Nike + iPod technology allows exercise enthusiasts to upload and share their performance data with other users on the Nike+ website, With this type of technology, users could see more competitive edges in terms of their own personal performance versus others.
Apple, on the other hand is planning to improve/ enhance this technology by allowing users to simultaneously share info (realtime), as reported on AppleInsider.
Imagine inviting your friend from across town to take a couple of hours in the gym (or even on a personal treadmill), while monitoring each others performance, at the same time, you could be burning those unwanted calories and keep yourself up do date in fat burning.

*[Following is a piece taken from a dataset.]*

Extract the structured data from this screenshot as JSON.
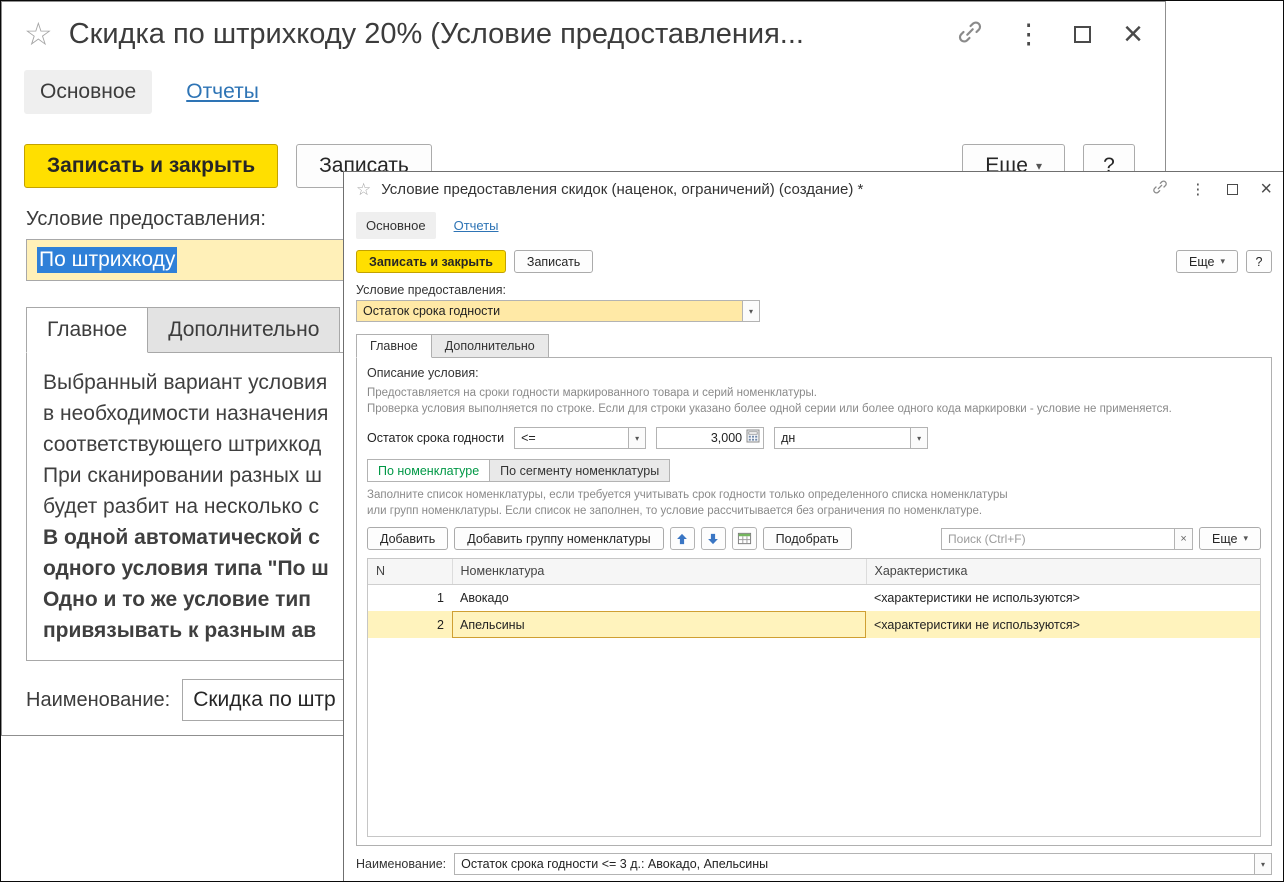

The continuing improvement of current platforms, programs and applications are helping improve efficiency in data reporting. But how does this directly make an impact to the things we’ve gotten used to like personal chitchat with a buddy while standing next to each other on side-by-side treadmills while you talk about the latest gadgets or the most romantic place to date that other girl on the far right. Or the usual paper and pen tracking of calories shed during the workout session.
All these and more are soon going to change the way we see and do things as we become more automated, and “hi-tech”. with the iOS versus Android tech race. These app world would surely see their way in the next couple of years.

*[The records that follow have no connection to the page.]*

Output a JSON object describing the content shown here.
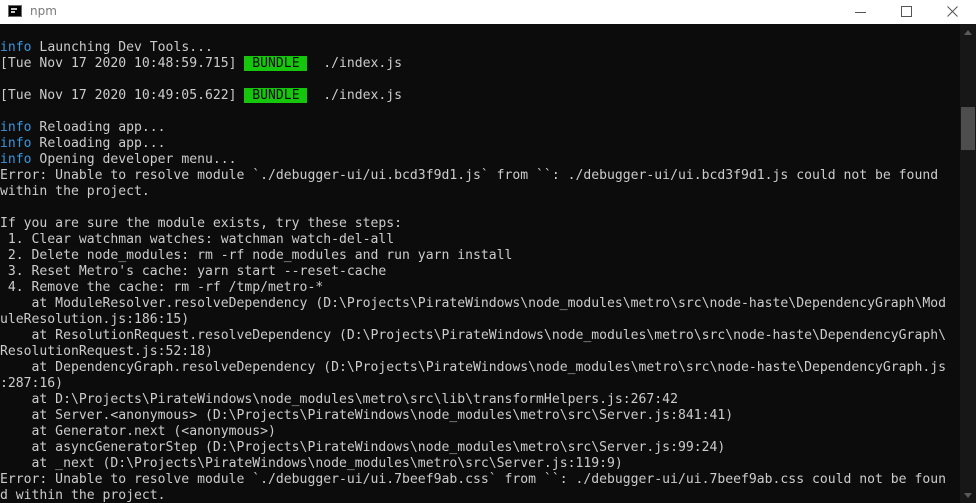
{
  "window": {
    "title": "npm",
    "icon": "terminal-icon",
    "buttons": [
      "minimize-icon",
      "maximize-icon",
      "close-icon"
    ]
  },
  "colors": {
    "background": "#0c0c0c",
    "text": "#cccccc",
    "info": "#3a96dd",
    "badge_background": "#16c60c"
  },
  "console": {
    "launching": {
      "level": "info",
      "text": " Launching Dev Tools..."
    },
    "bundle_1": {
      "prefix": "[Tue Nov 17 2020 10:48:59.715] ",
      "badge": " BUNDLE ",
      "suffix": "  ./index.js"
    },
    "bundle_2": {
      "prefix": "[Tue Nov 17 2020 10:49:05.622] ",
      "badge": " BUNDLE ",
      "suffix": "  ./index.js"
    },
    "reload_1": {
      "level": "info",
      "text": " Reloading app..."
    },
    "reload_2": {
      "level": "info",
      "text": " Reloading app..."
    },
    "dev_menu": {
      "level": "info",
      "text": " Opening developer menu..."
    },
    "text_lines": [
      "Error: Unable to resolve module `./debugger-ui/ui.bcd3f9d1.js` from ``: ./debugger-ui/ui.bcd3f9d1.js could not be found",
      "within the project.",
      "",
      "If you are sure the module exists, try these steps:",
      " 1. Clear watchman watches: watchman watch-del-all",
      " 2. Delete node_modules: rm -rf node_modules and run yarn install",
      " 3. Reset Metro's cache: yarn start --reset-cache",
      " 4. Remove the cache: rm -rf /tmp/metro-*",
      "    at ModuleResolver.resolveDependency (D:\\Projects\\PirateWindows\\node_modules\\metro\\src\\node-haste\\DependencyGraph\\Mod",
      "uleResolution.js:186:15)",
      "    at ResolutionRequest.resolveDependency (D:\\Projects\\PirateWindows\\node_modules\\metro\\src\\node-haste\\DependencyGraph\\",
      "ResolutionRequest.js:52:18)",
      "    at DependencyGraph.resolveDependency (D:\\Projects\\PirateWindows\\node_modules\\metro\\src\\node-haste\\DependencyGraph.js",
      ":287:16)",
      "    at D:\\Projects\\PirateWindows\\node_modules\\metro\\src\\lib\\transformHelpers.js:267:42",
      "    at Server.<anonymous> (D:\\Projects\\PirateWindows\\node_modules\\metro\\src\\Server.js:841:41)",
      "    at Generator.next (<anonymous>)",
      "    at asyncGeneratorStep (D:\\Projects\\PirateWindows\\node_modules\\metro\\src\\Server.js:99:24)",
      "    at _next (D:\\Projects\\PirateWindows\\node_modules\\metro\\src\\Server.js:119:9)",
      "Error: Unable to resolve module `./debugger-ui/ui.7beef9ab.css` from ``: ./debugger-ui/ui.7beef9ab.css could not be foun",
      "d within the project."
    ]
  }
}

Though I’m personally still a huge fan of the Android platform, I still appreciate the smoothness of the iOS apps that are coming out. But if I were to think of an application that would make the most bang for my buck. I would go for something that could nearly mirrors the knowledge that of our doctors. An app (or gadget) that could pretty much check and convert medical terms into layman terms, provide us with ample information on how to identify symptoms, diagnose, or even provide information on how to cure such illnesses.
We go around trying to look for the best technology out there, and we need not be surprised once we come across something we’ve thought about a year back.
Last modified: March 15, 2012